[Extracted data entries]
○ ○ ○ ○
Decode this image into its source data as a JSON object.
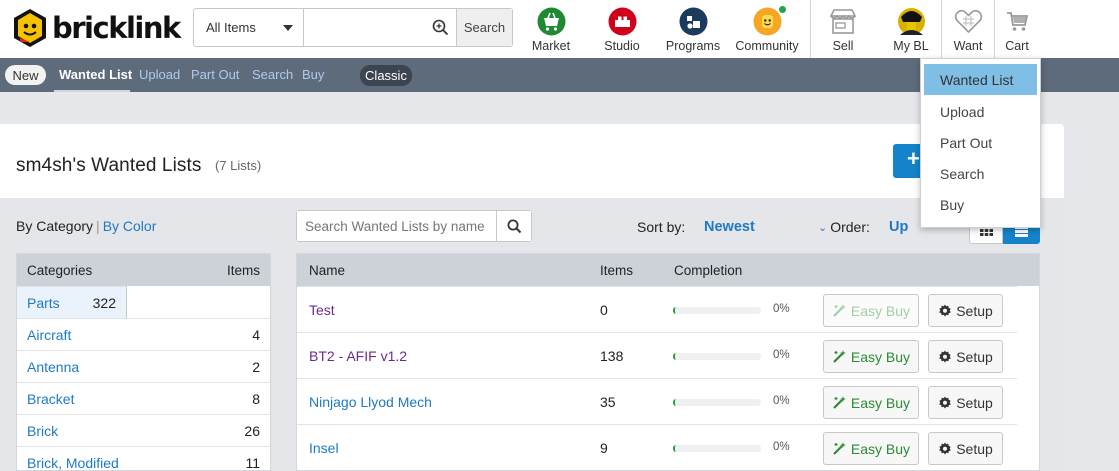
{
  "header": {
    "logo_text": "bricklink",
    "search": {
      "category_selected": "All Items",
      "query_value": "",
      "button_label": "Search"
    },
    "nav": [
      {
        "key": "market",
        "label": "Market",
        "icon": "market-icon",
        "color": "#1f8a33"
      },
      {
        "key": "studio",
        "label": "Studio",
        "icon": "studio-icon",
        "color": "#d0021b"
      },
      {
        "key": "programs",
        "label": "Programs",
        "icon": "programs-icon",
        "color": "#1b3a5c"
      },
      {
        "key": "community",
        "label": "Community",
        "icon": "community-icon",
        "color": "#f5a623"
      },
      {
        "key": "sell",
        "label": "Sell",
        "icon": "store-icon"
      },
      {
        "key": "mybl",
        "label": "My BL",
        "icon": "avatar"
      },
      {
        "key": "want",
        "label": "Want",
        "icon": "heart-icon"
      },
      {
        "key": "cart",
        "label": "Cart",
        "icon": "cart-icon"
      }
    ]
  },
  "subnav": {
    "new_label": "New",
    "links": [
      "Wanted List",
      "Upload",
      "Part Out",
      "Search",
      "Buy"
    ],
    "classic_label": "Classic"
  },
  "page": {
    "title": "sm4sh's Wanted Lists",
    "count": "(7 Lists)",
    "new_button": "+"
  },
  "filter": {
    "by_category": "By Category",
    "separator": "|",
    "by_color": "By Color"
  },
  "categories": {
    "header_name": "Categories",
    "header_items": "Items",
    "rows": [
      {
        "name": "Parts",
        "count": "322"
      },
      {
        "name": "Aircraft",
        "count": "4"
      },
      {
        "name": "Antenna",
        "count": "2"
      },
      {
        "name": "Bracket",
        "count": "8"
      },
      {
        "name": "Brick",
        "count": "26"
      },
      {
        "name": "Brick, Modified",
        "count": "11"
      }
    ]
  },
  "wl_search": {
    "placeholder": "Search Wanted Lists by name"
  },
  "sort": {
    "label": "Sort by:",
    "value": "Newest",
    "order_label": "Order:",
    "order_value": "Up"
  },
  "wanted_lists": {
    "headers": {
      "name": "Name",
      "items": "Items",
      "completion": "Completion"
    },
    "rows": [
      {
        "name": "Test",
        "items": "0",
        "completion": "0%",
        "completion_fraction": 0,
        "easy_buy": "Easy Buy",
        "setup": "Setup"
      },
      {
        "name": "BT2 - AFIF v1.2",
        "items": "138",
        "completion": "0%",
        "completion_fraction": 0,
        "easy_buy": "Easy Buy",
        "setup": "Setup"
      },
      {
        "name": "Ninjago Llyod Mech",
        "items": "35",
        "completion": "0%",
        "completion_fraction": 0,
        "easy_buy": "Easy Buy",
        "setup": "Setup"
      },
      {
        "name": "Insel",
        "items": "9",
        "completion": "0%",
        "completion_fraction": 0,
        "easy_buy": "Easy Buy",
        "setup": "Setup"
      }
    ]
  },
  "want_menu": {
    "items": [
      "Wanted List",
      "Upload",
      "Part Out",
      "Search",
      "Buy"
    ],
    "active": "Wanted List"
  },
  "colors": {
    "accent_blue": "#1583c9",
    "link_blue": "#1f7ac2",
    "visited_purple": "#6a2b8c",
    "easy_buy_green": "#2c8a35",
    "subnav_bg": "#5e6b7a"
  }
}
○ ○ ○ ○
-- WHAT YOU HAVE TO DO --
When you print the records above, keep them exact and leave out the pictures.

-- TASK RESULT --
Decode this image into its source data as a JSON object.
{
  "header": {
    "logo_text": "bricklink",
    "search": {
      "category_selected": "All Items",
      "query_value": "",
      "button_label": "Search"
    },
    "nav": [
      {
        "key": "market",
        "label": "Market",
        "icon": "market-icon",
        "color": "#1f8a33"
      },
      {
        "key": "studio",
        "label": "Studio",
        "icon": "studio-icon",
        "color": "#d0021b"
      },
      {
        "key": "programs",
        "label": "Programs",
        "icon": "programs-icon",
        "color": "#1b3a5c"
      },
      {
        "key": "community",
        "label": "Community",
        "icon": "community-icon",
        "color": "#f5a623"
      },
      {
        "key": "sell",
        "label": "Sell",
        "icon": "store-icon"
      },
      {
        "key": "mybl",
        "label": "My BL",
        "icon": "avatar"
      },
      {
        "key": "want",
        "label": "Want",
        "icon": "heart-icon"
      },
      {
        "key": "cart",
        "label": "Cart",
        "icon": "cart-icon"
      }
    ]
  },
  "subnav": {
    "new_label": "New",
    "links": [
      "Wanted List",
      "Upload",
      "Part Out",
      "Search",
      "Buy"
    ],
    "classic_label": "Classic"
  },
  "page": {
    "title": "sm4sh's Wanted Lists",
    "count": "(7 Lists)",
    "new_button": "+"
  },
  "filter": {
    "by_category": "By Category",
    "separator": "|",
    "by_color": "By Color"
  },
  "categories": {
    "header_name": "Categories",
    "header_items": "Items",
    "rows": [
      {
        "name": "Parts",
        "count": "322"
      },
      {
        "name": "Aircraft",
        "count": "4"
      },
      {
        "name": "Antenna",
        "count": "2"
      },
      {
        "name": "Bracket",
        "count": "8"
      },
      {
        "name": "Brick",
        "count": "26"
      },
      {
        "name": "Brick, Modified",
        "count": "11"
      }
    ]
  },
  "wl_search": {
    "placeholder": "Search Wanted Lists by name"
  },
  "sort": {
    "label": "Sort by:",
    "value": "Newest",
    "order_label": "Order:",
    "order_value": "Up"
  },
  "wanted_lists": {
    "headers": {
      "name": "Name",
      "items": "Items",
      "completion": "Completion"
    },
    "rows": [
      {
        "name": "Test",
        "items": "0",
        "completion": "0%",
        "completion_fraction": 0,
        "easy_buy": "Easy Buy",
        "setup": "Setup"
      },
      {
        "name": "BT2 - AFIF v1.2",
        "items": "138",
        "completion": "0%",
        "completion_fraction": 0,
        "easy_buy": "Easy Buy",
        "setup": "Setup"
      },
      {
        "name": "Ninjago Llyod Mech",
        "items": "35",
        "completion": "0%",
        "completion_fraction": 0,
        "easy_buy": "Easy Buy",
        "setup": "Setup"
      },
      {
        "name": "Insel",
        "items": "9",
        "completion": "0%",
        "completion_fraction": 0,
        "easy_buy": "Easy Buy",
        "setup": "Setup"
      }
    ]
  },
  "want_menu": {
    "items": [
      "Wanted List",
      "Upload",
      "Part Out",
      "Search",
      "Buy"
    ],
    "active": "Wanted List"
  },
  "colors": {
    "accent_blue": "#1583c9",
    "link_blue": "#1f7ac2",
    "visited_purple": "#6a2b8c",
    "easy_buy_green": "#2c8a35",
    "subnav_bg": "#5e6b7a"
  }
}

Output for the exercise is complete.